“He ain’t my boss, no more.”
Updated: Apr 6
Something like a subtle yet seismic shift happened last week: I began disconnecting from Bruce Springsteen. It doesn’t compute … even writing that sentence doesn’t feel right.
But something happened … something had to break and it just broke. Something just snapped. I got one too many notifications in my Facebook feed about the much-overhyped Springsteen/Obama podcasts—which I call “Brucebama”—and it just got to be too much. So I went to Bruce’s Facebook page and unfollowed it. And then I posted what I had done on my own Facebook status. That was pretty much a public disavowal of all my years of support of and appreciation for The Boss and his music.
And then I went a bit further: I also left the Bruce-related Facebook groups I was part of. Nothing personal against any friends I still have there, but even there the fawning over “Brucebama” got to be too much.
One of my friends asked me if the music alone counts for anything. I said, in principle, Bruce’s older stuff would count … but when he does things like repurpose his greatest song, “Born To Run,” into a campaign song, it becomes harder to separate the art from the artist. As long as Bruce insists on putting his politics front and center, it becomes difficult, if not impossible, to appreciate the music; he cheapens the value of the song and reduces his music to nothing more than hucksterism.
I have lots of friends, former Bruce fans themselves, who have become vocally opposed to the man in recent years. I told them not to be so quick to welcome me into their fold, because for me, this is a sad thing, really. Bruce’s music has been my rock and my refuge during difficult times and a source of immense joy at other, happier times. And let’s not forget how influential his music was on my own artistry, and even in my life. It is very hard to let go of such a thing, which has been such a major part of me for so long.
But when someone I have previously admired keeps doing things I find nauseating—it’s one thing for him to merely have a political opinion, but it’s another thing altogether for him to subserve his artistic talent and output to political candidates and elected officeholders—then I can’t call myself a Springsteen fan anymore. In a way it’s like a divorce: Someone I once loved has metamorphosed into such a dislikeable ‘thing’ that I can no longer live with. But where do I go from here? How far do I go with it?

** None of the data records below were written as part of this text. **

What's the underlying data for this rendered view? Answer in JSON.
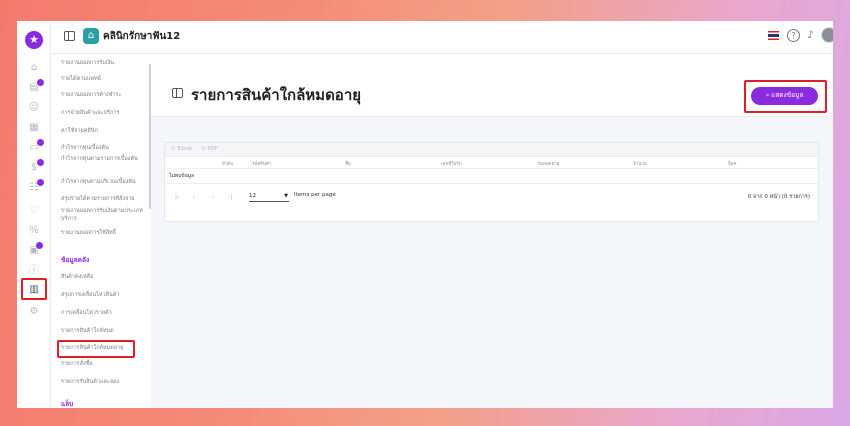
{
  "header": {
    "clinic_name": "คลินิกรักษาฟัน12"
  },
  "rail_icons": [
    "home-icon",
    "document-icon",
    "user-icon",
    "calendar-icon",
    "receipt-icon",
    "dollar-icon",
    "people-icon",
    "chart-icon",
    "tooth-icon",
    "percent-icon",
    "clipboard-icon",
    "info-icon",
    "report-icon",
    "settings-icon"
  ],
  "menu": {
    "items": [
      "รายงานยอดการรับเงิน",
      "รายได้ตามแพทย์",
      "รายงานยอดการค้างชำระ",
      "การจ่ายสินค้าและบริการ",
      "ค่าใช้จ่ายคลินิก",
      "กำไรจากทุนเบื้องต้น",
      "กำไรจากทุนตามรายการเบื้องต้น",
      "กำไรจากทุนตามบริเวณเบื้องต้น",
      "สรุปรายได้ตามรายการที่สั่งจ่าย",
      "รายงานยอดการรับเงินตามประเภทบริการ",
      "รายงานยอดการใช้สิทธิ์"
    ],
    "section_stock": "ข้อมูลคลัง",
    "stock_items": [
      "สินค้าคงเหลือ",
      "สรุปการเคลื่อนไหวสินค้า",
      "การเคลื่อนไหวรายตัว",
      "รายการสินค้าใกล้หมด",
      "รายการสินค้าใกล้หมดอายุ",
      "รายการสั่งซื้อ",
      "รายการรับสินค้าและจอง"
    ],
    "section_other": "แล็บ"
  },
  "page": {
    "title": "รายการสินค้าใกล้หมดอายุ",
    "show_button": "แสดงข้อมูล"
  },
  "table": {
    "exports": [
      "Excel",
      "PDF"
    ],
    "columns": [
      "ลำดับ",
      "รหัสสินค้า",
      "ชื่อ",
      "เลขที่ใบรับ",
      "วันหมดอายุ",
      "จำนวน",
      "ล็อต"
    ],
    "empty_text": "ไม่พบข้อมูล",
    "per_page_value": "12",
    "per_page_label": "Items per page",
    "range_text": "0 จาก 0 หน้า (0 รายการ)"
  },
  "colors": {
    "accent": "#8a2be2",
    "highlight": "#e01e25"
  }
}
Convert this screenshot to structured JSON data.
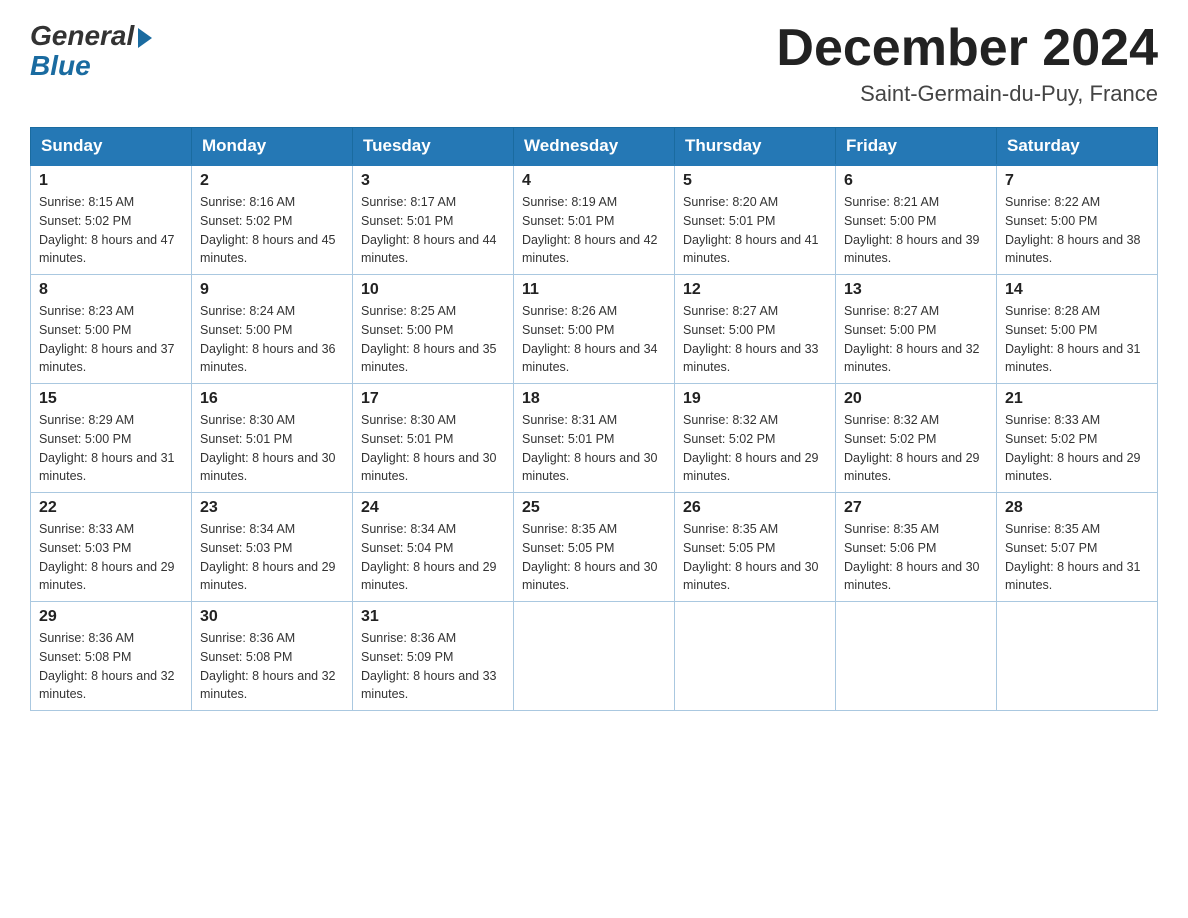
{
  "logo": {
    "general": "General",
    "blue": "Blue"
  },
  "title": "December 2024",
  "subtitle": "Saint-Germain-du-Puy, France",
  "days_of_week": [
    "Sunday",
    "Monday",
    "Tuesday",
    "Wednesday",
    "Thursday",
    "Friday",
    "Saturday"
  ],
  "weeks": [
    [
      {
        "day": "1",
        "sunrise": "8:15 AM",
        "sunset": "5:02 PM",
        "daylight": "8 hours and 47 minutes."
      },
      {
        "day": "2",
        "sunrise": "8:16 AM",
        "sunset": "5:02 PM",
        "daylight": "8 hours and 45 minutes."
      },
      {
        "day": "3",
        "sunrise": "8:17 AM",
        "sunset": "5:01 PM",
        "daylight": "8 hours and 44 minutes."
      },
      {
        "day": "4",
        "sunrise": "8:19 AM",
        "sunset": "5:01 PM",
        "daylight": "8 hours and 42 minutes."
      },
      {
        "day": "5",
        "sunrise": "8:20 AM",
        "sunset": "5:01 PM",
        "daylight": "8 hours and 41 minutes."
      },
      {
        "day": "6",
        "sunrise": "8:21 AM",
        "sunset": "5:00 PM",
        "daylight": "8 hours and 39 minutes."
      },
      {
        "day": "7",
        "sunrise": "8:22 AM",
        "sunset": "5:00 PM",
        "daylight": "8 hours and 38 minutes."
      }
    ],
    [
      {
        "day": "8",
        "sunrise": "8:23 AM",
        "sunset": "5:00 PM",
        "daylight": "8 hours and 37 minutes."
      },
      {
        "day": "9",
        "sunrise": "8:24 AM",
        "sunset": "5:00 PM",
        "daylight": "8 hours and 36 minutes."
      },
      {
        "day": "10",
        "sunrise": "8:25 AM",
        "sunset": "5:00 PM",
        "daylight": "8 hours and 35 minutes."
      },
      {
        "day": "11",
        "sunrise": "8:26 AM",
        "sunset": "5:00 PM",
        "daylight": "8 hours and 34 minutes."
      },
      {
        "day": "12",
        "sunrise": "8:27 AM",
        "sunset": "5:00 PM",
        "daylight": "8 hours and 33 minutes."
      },
      {
        "day": "13",
        "sunrise": "8:27 AM",
        "sunset": "5:00 PM",
        "daylight": "8 hours and 32 minutes."
      },
      {
        "day": "14",
        "sunrise": "8:28 AM",
        "sunset": "5:00 PM",
        "daylight": "8 hours and 31 minutes."
      }
    ],
    [
      {
        "day": "15",
        "sunrise": "8:29 AM",
        "sunset": "5:00 PM",
        "daylight": "8 hours and 31 minutes."
      },
      {
        "day": "16",
        "sunrise": "8:30 AM",
        "sunset": "5:01 PM",
        "daylight": "8 hours and 30 minutes."
      },
      {
        "day": "17",
        "sunrise": "8:30 AM",
        "sunset": "5:01 PM",
        "daylight": "8 hours and 30 minutes."
      },
      {
        "day": "18",
        "sunrise": "8:31 AM",
        "sunset": "5:01 PM",
        "daylight": "8 hours and 30 minutes."
      },
      {
        "day": "19",
        "sunrise": "8:32 AM",
        "sunset": "5:02 PM",
        "daylight": "8 hours and 29 minutes."
      },
      {
        "day": "20",
        "sunrise": "8:32 AM",
        "sunset": "5:02 PM",
        "daylight": "8 hours and 29 minutes."
      },
      {
        "day": "21",
        "sunrise": "8:33 AM",
        "sunset": "5:02 PM",
        "daylight": "8 hours and 29 minutes."
      }
    ],
    [
      {
        "day": "22",
        "sunrise": "8:33 AM",
        "sunset": "5:03 PM",
        "daylight": "8 hours and 29 minutes."
      },
      {
        "day": "23",
        "sunrise": "8:34 AM",
        "sunset": "5:03 PM",
        "daylight": "8 hours and 29 minutes."
      },
      {
        "day": "24",
        "sunrise": "8:34 AM",
        "sunset": "5:04 PM",
        "daylight": "8 hours and 29 minutes."
      },
      {
        "day": "25",
        "sunrise": "8:35 AM",
        "sunset": "5:05 PM",
        "daylight": "8 hours and 30 minutes."
      },
      {
        "day": "26",
        "sunrise": "8:35 AM",
        "sunset": "5:05 PM",
        "daylight": "8 hours and 30 minutes."
      },
      {
        "day": "27",
        "sunrise": "8:35 AM",
        "sunset": "5:06 PM",
        "daylight": "8 hours and 30 minutes."
      },
      {
        "day": "28",
        "sunrise": "8:35 AM",
        "sunset": "5:07 PM",
        "daylight": "8 hours and 31 minutes."
      }
    ],
    [
      {
        "day": "29",
        "sunrise": "8:36 AM",
        "sunset": "5:08 PM",
        "daylight": "8 hours and 32 minutes."
      },
      {
        "day": "30",
        "sunrise": "8:36 AM",
        "sunset": "5:08 PM",
        "daylight": "8 hours and 32 minutes."
      },
      {
        "day": "31",
        "sunrise": "8:36 AM",
        "sunset": "5:09 PM",
        "daylight": "8 hours and 33 minutes."
      },
      null,
      null,
      null,
      null
    ]
  ]
}
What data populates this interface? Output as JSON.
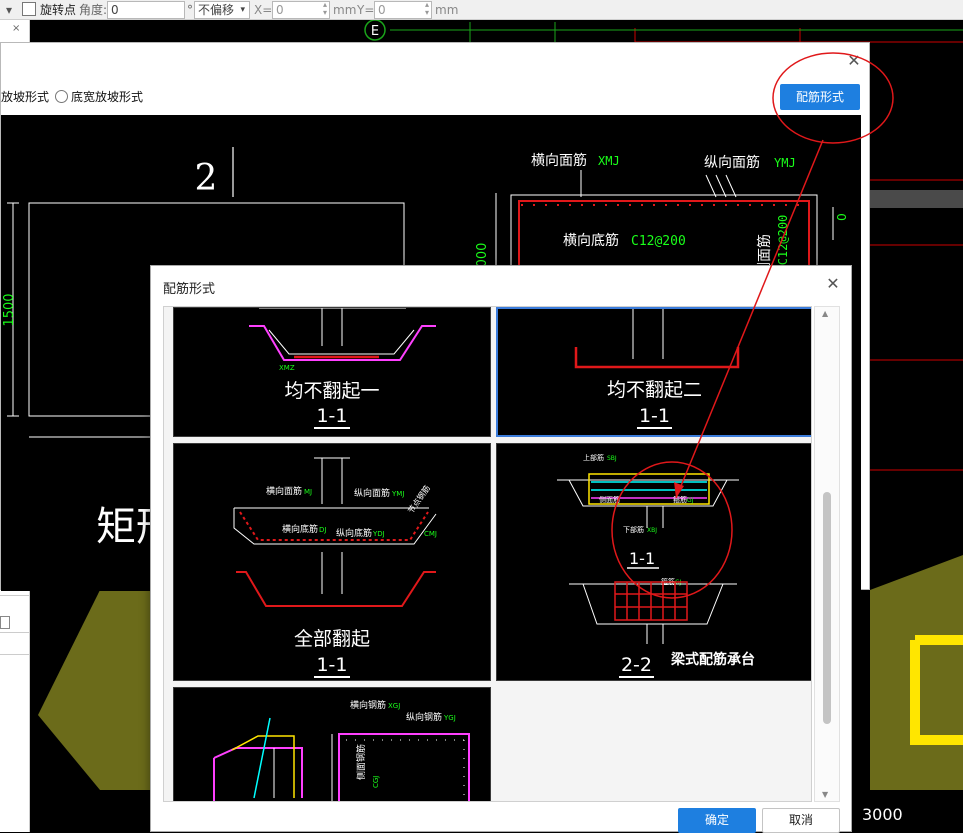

I can’t even listen to his music anymore. I used to listen to his older music even after his overtly political phase started, telling myself that “that was then,” but even that has fallen by the wayside in the last couple of years. Not only that, I can’t even listen to many of the musicians that are even associated with him (with a few notable exceptions). I went on a bit of a rampage, through Facebook, Spotify, and my Google Chrome bookmarks, deleting playlists and links, shutting off notifications. I kept on going: I gathered up CDs both by him and in tribute to him, books about him, even t-shirts with him on it that I loved wearing, and put them in the donation box. No more. I just can’t. Even the littlest reminder makes me think of the times that were once good, which are no longer. Just like a onetime significant other who has up and left, this person who you once poured all your heart and your soul into having a relationship with, who is now telling you, I don’t care about you or the things that matter to you.
Theoretically, I should have let him go in 2004, once he began stumping for candidates on his “Vote for Change” tour. That’s really when he lost me. But I held on, for old times’ sake. I held on through all the stories of his gentleman-farmer lifestyle, finagling his way out of paying taxes but insisting everyone else pay their “fair share.” I held on through all sorts of rumors of being on both sides of assorted infidelities. I held on while he continued playing the “everyman” while palling around with elitists, acting like a member of the “working class” while living the jet-set, yachting life, and pretending to be about the everyday guy struggling to make ends meet while charging a fortune for tickets to his shows (really, the Broadway self-aggrandiganza was just the icing on the cake) that poor working zhlubs would never be able to afford. I held on for the old times’ sake … because I remembered how much I had loved the music and what it meant to me during pivotal times in my life.
But the Brucebama thing—all the unabashed, mutual asskissery with the former president—was just too much. The bucket just filled up and tipped over. That was it for me. That’s when I said, it’s over between us, I'm gone.
There isn’t any turning back from this. Even if tomorrow he would decide, You know what? I’ll just shut up and sing from now on and give all the people what they want, it would be too late—everything from this point forward is tainted by all the things he has already done.
So now, for me, it’s like he used to sing, when performing one of his much-beloved earlier songs live: “He ain’t my boss, no more.”
And one last note to anyone who may think this is a referendum on Barack Obama: It isn't. I'm not here to debate his merits or lack thereof. My opinions are plain: I did not like the man, not as president, not as citizen. I did not vote for him, I did not support him, and I did not like his policies or actions (and inactions) he took while in office. Whoever takes issue with this is just going to have to deal with the reality that the USA is still a free country and people are free to support or oppose whichever political figures they want without having to explain, justify, or be judged (as “racist” or any other nonsensical epithet) for it just because of such support or opposition.